◆ **Your objective**
Below are the records; print them all without any alteration.

◆ **Source data**
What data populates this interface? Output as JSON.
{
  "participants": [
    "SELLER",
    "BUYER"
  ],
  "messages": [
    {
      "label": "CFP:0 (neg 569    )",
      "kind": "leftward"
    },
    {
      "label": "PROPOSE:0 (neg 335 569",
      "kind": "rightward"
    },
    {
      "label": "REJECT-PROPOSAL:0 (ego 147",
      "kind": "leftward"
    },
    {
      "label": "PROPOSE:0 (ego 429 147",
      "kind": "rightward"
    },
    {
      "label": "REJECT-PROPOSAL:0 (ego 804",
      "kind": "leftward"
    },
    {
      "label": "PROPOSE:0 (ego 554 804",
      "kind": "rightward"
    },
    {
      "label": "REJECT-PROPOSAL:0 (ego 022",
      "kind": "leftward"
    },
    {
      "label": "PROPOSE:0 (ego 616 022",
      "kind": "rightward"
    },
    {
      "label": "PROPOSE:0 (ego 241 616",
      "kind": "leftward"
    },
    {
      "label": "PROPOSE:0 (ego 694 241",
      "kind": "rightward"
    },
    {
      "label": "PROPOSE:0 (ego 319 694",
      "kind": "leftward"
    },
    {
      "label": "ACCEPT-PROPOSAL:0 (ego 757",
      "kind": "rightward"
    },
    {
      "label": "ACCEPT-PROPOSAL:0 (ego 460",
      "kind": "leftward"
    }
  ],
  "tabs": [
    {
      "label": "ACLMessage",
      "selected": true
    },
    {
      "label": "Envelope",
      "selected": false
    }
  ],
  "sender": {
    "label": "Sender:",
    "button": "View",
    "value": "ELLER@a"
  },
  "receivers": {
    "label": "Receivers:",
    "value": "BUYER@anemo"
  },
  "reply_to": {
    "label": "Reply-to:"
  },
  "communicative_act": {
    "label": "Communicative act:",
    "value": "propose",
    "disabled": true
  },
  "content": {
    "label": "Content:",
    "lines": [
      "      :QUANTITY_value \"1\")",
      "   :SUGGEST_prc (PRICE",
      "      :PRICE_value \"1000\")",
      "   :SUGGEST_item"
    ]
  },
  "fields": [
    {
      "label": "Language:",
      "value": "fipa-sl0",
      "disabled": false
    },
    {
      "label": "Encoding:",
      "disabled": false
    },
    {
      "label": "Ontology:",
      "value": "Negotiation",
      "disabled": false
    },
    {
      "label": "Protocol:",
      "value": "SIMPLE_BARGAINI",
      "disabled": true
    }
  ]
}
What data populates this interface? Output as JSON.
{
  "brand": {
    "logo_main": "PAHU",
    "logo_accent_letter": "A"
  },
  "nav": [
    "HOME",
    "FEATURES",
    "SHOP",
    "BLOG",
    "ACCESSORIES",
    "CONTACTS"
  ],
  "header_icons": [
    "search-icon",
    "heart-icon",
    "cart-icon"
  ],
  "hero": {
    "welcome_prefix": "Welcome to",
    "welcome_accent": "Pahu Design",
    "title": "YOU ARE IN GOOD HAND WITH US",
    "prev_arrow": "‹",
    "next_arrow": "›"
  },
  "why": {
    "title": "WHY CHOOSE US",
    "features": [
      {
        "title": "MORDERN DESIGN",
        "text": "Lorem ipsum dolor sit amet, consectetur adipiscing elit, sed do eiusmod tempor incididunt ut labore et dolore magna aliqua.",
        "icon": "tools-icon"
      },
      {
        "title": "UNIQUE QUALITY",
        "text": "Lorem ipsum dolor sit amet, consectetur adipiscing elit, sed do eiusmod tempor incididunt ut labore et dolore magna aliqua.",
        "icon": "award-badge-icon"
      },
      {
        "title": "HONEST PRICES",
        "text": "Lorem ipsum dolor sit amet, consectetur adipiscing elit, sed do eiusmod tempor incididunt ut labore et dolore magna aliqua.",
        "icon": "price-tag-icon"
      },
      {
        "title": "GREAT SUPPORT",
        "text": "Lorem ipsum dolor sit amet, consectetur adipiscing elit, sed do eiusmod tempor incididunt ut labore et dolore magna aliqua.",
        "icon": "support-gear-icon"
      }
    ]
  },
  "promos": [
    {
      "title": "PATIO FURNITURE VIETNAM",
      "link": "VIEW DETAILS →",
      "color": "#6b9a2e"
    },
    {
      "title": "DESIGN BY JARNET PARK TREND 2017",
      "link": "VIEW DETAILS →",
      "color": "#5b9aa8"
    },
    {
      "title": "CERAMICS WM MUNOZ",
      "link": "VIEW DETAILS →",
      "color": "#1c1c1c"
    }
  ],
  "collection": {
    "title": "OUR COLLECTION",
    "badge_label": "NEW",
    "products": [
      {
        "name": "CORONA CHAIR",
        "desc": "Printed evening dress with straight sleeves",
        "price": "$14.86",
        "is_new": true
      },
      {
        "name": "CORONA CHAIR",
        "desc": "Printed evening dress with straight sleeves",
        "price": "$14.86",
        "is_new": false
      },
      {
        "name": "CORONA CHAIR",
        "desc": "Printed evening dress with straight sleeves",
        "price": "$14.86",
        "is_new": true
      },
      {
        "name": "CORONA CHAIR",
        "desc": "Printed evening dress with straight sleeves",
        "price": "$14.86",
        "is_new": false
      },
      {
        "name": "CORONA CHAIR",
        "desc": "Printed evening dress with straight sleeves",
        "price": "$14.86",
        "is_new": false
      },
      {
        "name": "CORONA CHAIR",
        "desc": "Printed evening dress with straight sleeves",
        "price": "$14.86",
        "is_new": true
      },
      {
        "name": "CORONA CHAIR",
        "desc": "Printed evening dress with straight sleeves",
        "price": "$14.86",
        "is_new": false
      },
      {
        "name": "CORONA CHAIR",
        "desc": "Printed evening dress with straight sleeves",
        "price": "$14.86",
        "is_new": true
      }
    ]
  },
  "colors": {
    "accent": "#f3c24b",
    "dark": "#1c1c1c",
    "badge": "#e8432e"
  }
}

◆ **The completed task**
What data populates this interface? Output as JSON.
{
  "participants": [
    "SELLER",
    "BUYER"
  ],
  "messages": [
    {
      "label": "CFP:0 (neg 569    )",
      "kind": "leftward"
    },
    {
      "label": "PROPOSE:0 (neg 335 569",
      "kind": "rightward"
    },
    {
      "label": "REJECT-PROPOSAL:0 (ego 147",
      "kind": "leftward"
    },
    {
      "label": "PROPOSE:0 (ego 429 147",
      "kind": "rightward"
    },
    {
      "label": "REJECT-PROPOSAL:0 (ego 804",
      "kind": "leftward"
    },
    {
      "label": "PROPOSE:0 (ego 554 804",
      "kind": "rightward"
    },
    {
      "label": "REJECT-PROPOSAL:0 (ego 022",
      "kind": "leftward"
    },
    {
      "label": "PROPOSE:0 (ego 616 022",
      "kind": "rightward"
    },
    {
      "label": "PROPOSE:0 (ego 241 616",
      "kind": "leftward"
    },
    {
      "label": "PROPOSE:0 (ego 694 241",
      "kind": "rightward"
    },
    {
      "label": "PROPOSE:0 (ego 319 694",
      "kind": "leftward"
    },
    {
      "label": "ACCEPT-PROPOSAL:0 (ego 757",
      "kind": "rightward"
    },
    {
      "label": "ACCEPT-PROPOSAL:0 (ego 460",
      "kind": "leftward"
    }
  ],
  "tabs": [
    {
      "label": "ACLMessage",
      "selected": true
    },
    {
      "label": "Envelope",
      "selected": false
    }
  ],
  "sender": {
    "label": "Sender:",
    "button": "View",
    "value": "ELLER@a"
  },
  "receivers": {
    "label": "Receivers:",
    "value": "BUYER@anemo"
  },
  "reply_to": {
    "label": "Reply-to:"
  },
  "communicative_act": {
    "label": "Communicative act:",
    "value": "propose",
    "disabled": true
  },
  "content": {
    "label": "Content:",
    "lines": [
      "      :QUANTITY_value \"1\")",
      "   :SUGGEST_prc (PRICE",
      "      :PRICE_value \"1000\")",
      "   :SUGGEST_item"
    ]
  },
  "fields": [
    {
      "label": "Language:",
      "value": "fipa-sl0",
      "disabled": false
    },
    {
      "label": "Encoding:",
      "disabled": false
    },
    {
      "label": "Ontology:",
      "value": "Negotiation",
      "disabled": false
    },
    {
      "label": "Protocol:",
      "value": "SIMPLE_BARGAINI",
      "disabled": true
    }
  ]
}
What data populates this interface? Output as JSON.
{
  "brand": {
    "logo_main": "PAHU",
    "logo_accent_letter": "A"
  },
  "nav": [
    "HOME",
    "FEATURES",
    "SHOP",
    "BLOG",
    "ACCESSORIES",
    "CONTACTS"
  ],
  "header_icons": [
    "search-icon",
    "heart-icon",
    "cart-icon"
  ],
  "hero": {
    "welcome_prefix": "Welcome to",
    "welcome_accent": "Pahu Design",
    "title": "YOU ARE IN GOOD HAND WITH US",
    "prev_arrow": "‹",
    "next_arrow": "›"
  },
  "why": {
    "title": "WHY CHOOSE US",
    "features": [
      {
        "title": "MORDERN DESIGN",
        "text": "Lorem ipsum dolor sit amet, consectetur adipiscing elit, sed do eiusmod tempor incididunt ut labore et dolore magna aliqua.",
        "icon": "tools-icon"
      },
      {
        "title": "UNIQUE QUALITY",
        "text": "Lorem ipsum dolor sit amet, consectetur adipiscing elit, sed do eiusmod tempor incididunt ut labore et dolore magna aliqua.",
        "icon": "award-badge-icon"
      },
      {
        "title": "HONEST PRICES",
        "text": "Lorem ipsum dolor sit amet, consectetur adipiscing elit, sed do eiusmod tempor incididunt ut labore et dolore magna aliqua.",
        "icon": "price-tag-icon"
      },
      {
        "title": "GREAT SUPPORT",
        "text": "Lorem ipsum dolor sit amet, consectetur adipiscing elit, sed do eiusmod tempor incididunt ut labore et dolore magna aliqua.",
        "icon": "support-gear-icon"
      }
    ]
  },
  "promos": [
    {
      "title": "PATIO FURNITURE VIETNAM",
      "link": "VIEW DETAILS →",
      "color": "#6b9a2e"
    },
    {
      "title": "DESIGN BY JARNET PARK TREND 2017",
      "link": "VIEW DETAILS →",
      "color": "#5b9aa8"
    },
    {
      "title": "CERAMICS WM MUNOZ",
      "link": "VIEW DETAILS →",
      "color": "#1c1c1c"
    }
  ],
  "collection": {
    "title": "OUR COLLECTION",
    "badge_label": "NEW",
    "products": [
      {
        "name": "CORONA CHAIR",
        "desc": "Printed evening dress with straight sleeves",
        "price": "$14.86",
        "is_new": true
      },
      {
        "name": "CORONA CHAIR",
        "desc": "Printed evening dress with straight sleeves",
        "price": "$14.86",
        "is_new": false
      },
      {
        "name": "CORONA CHAIR",
        "desc": "Printed evening dress with straight sleeves",
        "price": "$14.86",
        "is_new": true
      },
      {
        "name": "CORONA CHAIR",
        "desc": "Printed evening dress with straight sleeves",
        "price": "$14.86",
        "is_new": false
      },
      {
        "name": "CORONA CHAIR",
        "desc": "Printed evening dress with straight sleeves",
        "price": "$14.86",
        "is_new": false
      },
      {
        "name": "CORONA CHAIR",
        "desc": "Printed evening dress with straight sleeves",
        "price": "$14.86",
        "is_new": true
      },
      {
        "name": "CORONA CHAIR",
        "desc": "Printed evening dress with straight sleeves",
        "price": "$14.86",
        "is_new": false
      },
      {
        "name": "CORONA CHAIR",
        "desc": "Printed evening dress with straight sleeves",
        "price": "$14.86",
        "is_new": true
      }
    ]
  },
  "colors": {
    "accent": "#f3c24b",
    "dark": "#1c1c1c",
    "badge": "#e8432e"
  }
}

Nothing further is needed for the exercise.